--- What needs to be done ---
Only the lines from the one with "Serialize everything readable" to the end of the data below should be given again, exactly as written.

--- Task inputs ---
•••
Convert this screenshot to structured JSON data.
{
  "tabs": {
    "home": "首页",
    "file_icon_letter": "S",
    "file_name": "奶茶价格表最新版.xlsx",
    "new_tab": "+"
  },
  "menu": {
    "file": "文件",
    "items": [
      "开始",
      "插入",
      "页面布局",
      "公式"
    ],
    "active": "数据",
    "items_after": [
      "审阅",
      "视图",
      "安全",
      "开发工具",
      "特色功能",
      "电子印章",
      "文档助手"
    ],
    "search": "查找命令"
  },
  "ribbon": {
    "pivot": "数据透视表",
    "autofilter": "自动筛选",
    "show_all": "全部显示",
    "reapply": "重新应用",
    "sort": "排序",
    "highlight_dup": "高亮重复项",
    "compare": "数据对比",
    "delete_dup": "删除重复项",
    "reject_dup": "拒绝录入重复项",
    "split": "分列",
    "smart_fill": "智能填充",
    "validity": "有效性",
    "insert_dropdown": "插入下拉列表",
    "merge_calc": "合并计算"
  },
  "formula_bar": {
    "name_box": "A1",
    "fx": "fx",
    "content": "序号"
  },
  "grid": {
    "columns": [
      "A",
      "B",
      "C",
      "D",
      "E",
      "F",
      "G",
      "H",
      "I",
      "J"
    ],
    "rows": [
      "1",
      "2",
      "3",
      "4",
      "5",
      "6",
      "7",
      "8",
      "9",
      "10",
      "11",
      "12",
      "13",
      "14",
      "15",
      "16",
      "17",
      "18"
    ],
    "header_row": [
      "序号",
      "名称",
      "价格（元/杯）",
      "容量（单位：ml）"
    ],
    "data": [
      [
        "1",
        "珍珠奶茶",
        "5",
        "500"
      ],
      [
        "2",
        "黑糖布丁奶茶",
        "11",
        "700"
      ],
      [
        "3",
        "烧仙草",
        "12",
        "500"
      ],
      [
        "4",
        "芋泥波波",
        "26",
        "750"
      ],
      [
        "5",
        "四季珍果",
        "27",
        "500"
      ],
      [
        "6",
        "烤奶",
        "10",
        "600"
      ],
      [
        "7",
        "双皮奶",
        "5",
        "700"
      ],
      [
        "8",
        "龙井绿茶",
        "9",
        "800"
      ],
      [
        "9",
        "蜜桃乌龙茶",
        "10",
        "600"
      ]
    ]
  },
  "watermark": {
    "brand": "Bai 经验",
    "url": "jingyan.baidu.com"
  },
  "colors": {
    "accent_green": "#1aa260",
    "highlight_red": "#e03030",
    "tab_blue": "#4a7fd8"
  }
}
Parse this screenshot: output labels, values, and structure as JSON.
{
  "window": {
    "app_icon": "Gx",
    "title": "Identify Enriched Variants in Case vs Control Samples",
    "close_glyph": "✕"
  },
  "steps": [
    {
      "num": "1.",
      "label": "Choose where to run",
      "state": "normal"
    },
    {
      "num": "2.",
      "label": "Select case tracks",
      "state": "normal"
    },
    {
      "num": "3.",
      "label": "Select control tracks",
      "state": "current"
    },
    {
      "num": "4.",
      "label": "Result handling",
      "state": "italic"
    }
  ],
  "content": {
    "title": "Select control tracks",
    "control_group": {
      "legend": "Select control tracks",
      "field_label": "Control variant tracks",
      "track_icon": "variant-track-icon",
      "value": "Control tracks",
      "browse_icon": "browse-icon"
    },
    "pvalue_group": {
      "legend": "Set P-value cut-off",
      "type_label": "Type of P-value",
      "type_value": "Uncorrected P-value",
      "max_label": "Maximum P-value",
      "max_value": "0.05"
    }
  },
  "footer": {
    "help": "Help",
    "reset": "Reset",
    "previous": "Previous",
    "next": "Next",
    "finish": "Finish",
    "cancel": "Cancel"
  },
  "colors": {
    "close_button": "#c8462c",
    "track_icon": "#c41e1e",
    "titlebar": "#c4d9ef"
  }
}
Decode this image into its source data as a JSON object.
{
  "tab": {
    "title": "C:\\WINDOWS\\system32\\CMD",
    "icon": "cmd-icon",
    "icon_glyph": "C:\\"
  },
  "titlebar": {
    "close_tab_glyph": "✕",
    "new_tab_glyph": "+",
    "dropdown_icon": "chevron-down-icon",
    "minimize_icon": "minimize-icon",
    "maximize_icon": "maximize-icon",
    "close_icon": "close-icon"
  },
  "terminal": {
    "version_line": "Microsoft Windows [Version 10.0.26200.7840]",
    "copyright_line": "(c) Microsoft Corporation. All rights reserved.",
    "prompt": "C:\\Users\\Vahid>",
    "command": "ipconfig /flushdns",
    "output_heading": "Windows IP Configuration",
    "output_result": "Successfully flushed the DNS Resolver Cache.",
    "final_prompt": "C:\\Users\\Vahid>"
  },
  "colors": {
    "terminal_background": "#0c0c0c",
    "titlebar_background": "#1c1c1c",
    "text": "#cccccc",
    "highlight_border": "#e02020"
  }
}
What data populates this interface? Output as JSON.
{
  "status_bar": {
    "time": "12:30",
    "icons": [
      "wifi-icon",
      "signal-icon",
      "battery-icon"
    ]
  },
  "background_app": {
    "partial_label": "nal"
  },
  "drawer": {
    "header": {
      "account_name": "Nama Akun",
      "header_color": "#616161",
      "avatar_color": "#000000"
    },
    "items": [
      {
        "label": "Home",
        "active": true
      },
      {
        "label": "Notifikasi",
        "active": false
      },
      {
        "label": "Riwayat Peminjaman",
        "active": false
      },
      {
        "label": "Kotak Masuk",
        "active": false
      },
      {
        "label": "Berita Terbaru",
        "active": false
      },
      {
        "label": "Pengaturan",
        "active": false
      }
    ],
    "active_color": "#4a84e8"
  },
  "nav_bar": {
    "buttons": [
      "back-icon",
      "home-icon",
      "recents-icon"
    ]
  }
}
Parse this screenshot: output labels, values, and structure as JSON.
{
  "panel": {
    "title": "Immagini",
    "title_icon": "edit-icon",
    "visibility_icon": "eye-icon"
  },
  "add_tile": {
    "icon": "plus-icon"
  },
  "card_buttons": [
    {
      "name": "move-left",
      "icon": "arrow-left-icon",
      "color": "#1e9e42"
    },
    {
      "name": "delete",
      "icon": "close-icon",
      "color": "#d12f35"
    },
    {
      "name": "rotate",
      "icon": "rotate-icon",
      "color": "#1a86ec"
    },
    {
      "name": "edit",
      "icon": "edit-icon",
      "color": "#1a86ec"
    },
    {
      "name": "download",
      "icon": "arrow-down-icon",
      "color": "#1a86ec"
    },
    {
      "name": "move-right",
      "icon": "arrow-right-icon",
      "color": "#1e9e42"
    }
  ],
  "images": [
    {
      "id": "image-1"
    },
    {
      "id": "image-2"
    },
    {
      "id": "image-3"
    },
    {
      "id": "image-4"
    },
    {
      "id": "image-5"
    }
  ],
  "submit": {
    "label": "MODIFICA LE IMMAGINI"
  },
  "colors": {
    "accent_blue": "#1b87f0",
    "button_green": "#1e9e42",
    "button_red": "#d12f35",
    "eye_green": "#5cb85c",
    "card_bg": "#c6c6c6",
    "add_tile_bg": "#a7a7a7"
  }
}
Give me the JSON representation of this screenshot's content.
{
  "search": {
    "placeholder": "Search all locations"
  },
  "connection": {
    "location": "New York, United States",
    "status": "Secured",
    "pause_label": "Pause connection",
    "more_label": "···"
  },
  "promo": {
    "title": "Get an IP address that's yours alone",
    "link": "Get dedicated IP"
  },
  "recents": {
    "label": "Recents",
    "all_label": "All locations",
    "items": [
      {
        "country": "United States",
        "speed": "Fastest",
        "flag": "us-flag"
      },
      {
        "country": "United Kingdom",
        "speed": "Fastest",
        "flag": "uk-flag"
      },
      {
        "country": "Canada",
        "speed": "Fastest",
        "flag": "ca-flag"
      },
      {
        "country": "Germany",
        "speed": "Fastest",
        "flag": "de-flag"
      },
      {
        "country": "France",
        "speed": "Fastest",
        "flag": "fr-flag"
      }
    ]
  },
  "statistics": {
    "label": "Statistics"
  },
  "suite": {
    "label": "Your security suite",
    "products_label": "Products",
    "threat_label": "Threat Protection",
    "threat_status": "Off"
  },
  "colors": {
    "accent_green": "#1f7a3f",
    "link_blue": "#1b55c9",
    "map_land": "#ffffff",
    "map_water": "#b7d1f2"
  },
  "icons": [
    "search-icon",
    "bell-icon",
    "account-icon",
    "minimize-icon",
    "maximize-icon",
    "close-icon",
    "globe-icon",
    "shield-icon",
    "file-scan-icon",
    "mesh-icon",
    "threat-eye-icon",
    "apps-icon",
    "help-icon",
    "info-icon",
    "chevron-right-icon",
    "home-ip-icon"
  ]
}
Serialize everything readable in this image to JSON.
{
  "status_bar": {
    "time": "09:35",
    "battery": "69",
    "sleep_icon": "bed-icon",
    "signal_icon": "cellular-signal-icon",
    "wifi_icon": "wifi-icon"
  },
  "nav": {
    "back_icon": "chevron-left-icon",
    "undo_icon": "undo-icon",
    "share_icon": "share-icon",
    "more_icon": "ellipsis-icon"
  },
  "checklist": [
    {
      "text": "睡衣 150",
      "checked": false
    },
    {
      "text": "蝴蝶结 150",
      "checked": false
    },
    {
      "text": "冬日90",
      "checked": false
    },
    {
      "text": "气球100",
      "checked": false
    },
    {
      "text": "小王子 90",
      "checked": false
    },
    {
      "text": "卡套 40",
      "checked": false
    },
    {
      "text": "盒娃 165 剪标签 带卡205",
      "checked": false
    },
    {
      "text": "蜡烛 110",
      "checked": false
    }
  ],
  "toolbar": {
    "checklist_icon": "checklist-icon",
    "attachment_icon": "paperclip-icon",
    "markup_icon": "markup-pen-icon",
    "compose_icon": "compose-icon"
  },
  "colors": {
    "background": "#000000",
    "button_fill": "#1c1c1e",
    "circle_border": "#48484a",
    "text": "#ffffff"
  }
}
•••
--- Exercise solution ---
Serialize everything readable in this image to JSON.
{
  "status_bar": {
    "time": "09:35",
    "battery": "69",
    "sleep_icon": "bed-icon",
    "signal_icon": "cellular-signal-icon",
    "wifi_icon": "wifi-icon"
  },
  "nav": {
    "back_icon": "chevron-left-icon",
    "undo_icon": "undo-icon",
    "share_icon": "share-icon",
    "more_icon": "ellipsis-icon"
  },
  "checklist": [
    {
      "text": "睡衣 150",
      "checked": false
    },
    {
      "text": "蝴蝶结 150",
      "checked": false
    },
    {
      "text": "冬日90",
      "checked": false
    },
    {
      "text": "气球100",
      "checked": false
    },
    {
      "text": "小王子 90",
      "checked": false
    },
    {
      "text": "卡套 40",
      "checked": false
    },
    {
      "text": "盒娃 165 剪标签 带卡205",
      "checked": false
    },
    {
      "text": "蜡烛 110",
      "checked": false
    }
  ],
  "toolbar": {
    "checklist_icon": "checklist-icon",
    "attachment_icon": "paperclip-icon",
    "markup_icon": "markup-pen-icon",
    "compose_icon": "compose-icon"
  },
  "colors": {
    "background": "#000000",
    "button_fill": "#1c1c1e",
    "circle_border": "#48484a",
    "text": "#ffffff"
  }
}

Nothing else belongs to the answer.